▶ _Your objective_:
Check each line of the entries below for the word "icon", and copy out the ones that have it.

▶ _Stored data_:
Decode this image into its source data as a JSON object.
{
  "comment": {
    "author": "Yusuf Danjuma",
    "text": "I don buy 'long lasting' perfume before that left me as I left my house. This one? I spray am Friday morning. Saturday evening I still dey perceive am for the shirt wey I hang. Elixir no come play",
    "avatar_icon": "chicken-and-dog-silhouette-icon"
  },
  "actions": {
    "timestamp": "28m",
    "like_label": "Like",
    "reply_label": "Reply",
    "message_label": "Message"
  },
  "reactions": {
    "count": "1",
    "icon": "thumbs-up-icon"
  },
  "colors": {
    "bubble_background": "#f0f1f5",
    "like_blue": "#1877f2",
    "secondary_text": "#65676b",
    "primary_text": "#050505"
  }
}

▶ _Response area_:
    "avatar_icon": "chicken-and-dog-silhouette-icon"
    "icon": "thumbs-up-icon"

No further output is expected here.